If there’s one photography genre that I’d consider a bit of an outlier, it’d be sports photography. There’s a lot to take into account while shooting sports, with everything from lighting and your shutter speed, to trying to anticipate every athlete’s move.
Over the years I’ve photographed quite a few sports. And while it’s not something I do on the regular, I like to think that I’ve gotten good at getting ready for that perfect moment.
I had a chance to talk with Tamron Pro Marcie Reif (@marcie_reif_photography), a kids, family and commercial photographer in Atlanta, GA. She’s the founder of The Roadtripper’s Retreat, an educational experience for female photographers, and the author of the best-selling instructional resource, ”Bringing Home the Story of the Beach.” In her spare time, Marcie hits the field with her children, and loves to photograph their sports. She applies the same techniques she uses when photographing kids and capturing movement on the field.
Every parent wants to remember those moments when your son or daughter is on the field, and Marcie offered up a few tips on how to make sure you get that special moment.
Know your gear
While a lot of cameras and lenses will work for capturing sports, there are some that just take that next step, letting you capture exactly what you had envisioned. For me, I rely on the Sony a1 and a7 IV, along with the Tamron 70-180mm f/2.8 lens. Marcie loves this lens, as it gives her flexibility for multiple views. ”I love the focal range and that I can get some close-up shots, but also have a lot of flexibility to capture the game with the 180mm range when the athletes aren’t so close to me.”
This lightweight combo lets me get a variety of different shots — both close and further away — with ease.
Having in-body image stabilization and up to 30fps (when using the electronic shutter) ensures that I won’t miss a shot. And having a lens that’s super lightweight and doesn’t weigh on you while you’re waiting at the finish line for hours, means that you’ll not only stay comfortable, but you’ll have a lens that will perform incredibly well when needed.
Know the sport
For Marcie, she shoots a lot of her son’s baseball games with her 70-180mm lens. It’s important for her to understand the game, in order to anticipate athletes’ movements.
“I listen to the coach and see who they’re talking to, who they’re asking to move and who they are telling to get ready,” she says. “I point my camera in that direction. So if a kid is up to bat and the coach tells the left fielder to move over a bit, my guess is that the coach can tell which way the batter is going to hit the ball. It’s headed in that direction.
“Know the sport you’re photographing. Just having some knowledge and experience with the sport will help you to anticipate where the action is going to happen, and where to point your camera to be ready! The most challenging sport to photograph is the sport you don’t know very well.”

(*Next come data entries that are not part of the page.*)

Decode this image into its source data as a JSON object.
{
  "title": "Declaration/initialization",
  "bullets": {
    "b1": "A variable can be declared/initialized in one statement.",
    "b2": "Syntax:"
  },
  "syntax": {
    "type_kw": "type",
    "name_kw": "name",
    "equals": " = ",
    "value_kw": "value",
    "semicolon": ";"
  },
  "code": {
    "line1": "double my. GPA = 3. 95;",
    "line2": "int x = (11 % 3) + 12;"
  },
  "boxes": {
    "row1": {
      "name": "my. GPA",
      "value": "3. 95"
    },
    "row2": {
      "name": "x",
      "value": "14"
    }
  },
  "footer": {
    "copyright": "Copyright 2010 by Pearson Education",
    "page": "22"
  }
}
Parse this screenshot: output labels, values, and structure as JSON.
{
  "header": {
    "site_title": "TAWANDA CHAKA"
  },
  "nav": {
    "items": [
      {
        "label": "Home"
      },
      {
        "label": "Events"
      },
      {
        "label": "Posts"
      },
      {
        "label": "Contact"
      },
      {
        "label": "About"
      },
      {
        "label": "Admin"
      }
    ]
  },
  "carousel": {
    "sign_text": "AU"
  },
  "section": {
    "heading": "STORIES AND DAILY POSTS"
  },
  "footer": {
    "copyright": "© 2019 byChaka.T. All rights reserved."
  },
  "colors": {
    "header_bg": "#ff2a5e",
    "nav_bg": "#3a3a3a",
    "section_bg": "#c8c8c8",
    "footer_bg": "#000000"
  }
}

The dreadful low-lit gyms: Basketball, volleyball and more
Now, we’ve all been at those sports inside high school gyms that aren’t exactly lit well. These can be challenging, as you have to manage boosting your ISO with picture quality, and having a fast enough shutter speed that helps freeze the action. After all, you can’t really use a flash when you’re shooting from the sidelines (unless you’re fancy and hang a remote flash from the rafters … but my guess is that very few of us can do that!).
An f/2.8 lens can be really helpful with lighting, like the Tamron 70-180mm. Marcie recommends that you start at around ISO 800, f/2.8 and 1/400s, noting that ”if you can get a higher shutter speed, I’d try for that!”
Another tricky part in gyms is managing your white balance. This can be tricky, and you often just need to rely on some post-processing skills.
“I would set my settings for the light I have, but know that the color in the images is going to be pretty warm. In post-processing, I would try and correct the white balance to not be so warm,” says Marcie.
Coming right at you: Cycling, running and more
Over the past few years I’ve shot quite a few running and cycling races, in addition to other sports where athletes are charging directly at you. This is a little different than photographing them parallel from you, as your autofocus distance ultimately changes with each step (or pedal) they take.
Beyond relying on some good autofocus tracking (thank you, Sony!), Marcie recommends going back to your understanding of the exposure triangle.
”To make sure I can capture the movement and not lose focus, I raise my shutter speed,” she says. ”If that means raising my ISO so I can have a higher shutter speed, that’s what I do. The exposure triangle has to work together and be in harmony for images to look great, so I’ll make adjustments in aperture and ISO to balance out having a higher shutter speed.
“I’ll also make sure my focus points are right in the center, to make sure to grab the focus of my subject coming right at me.”
For me, I recommend going with a wider focal point (instead of a small point), so if the subject moves around the frame, you can still get her tack sharp. I’d also be prepared for changing lighting conditions, so utilizing Auto ISO might really work to your benefit to avoid you constantly having to change your settings throughout the day.
Know what to expect, and hit it home
If you think about it, sports photography really isn’t that much different from other genres. When you shoot weddings, you have an idea of the day and what to expect. It’s the same with sports. You have to understand the sport to really know what you’re capturing, and if you can do that, you’ll hit a grand slam.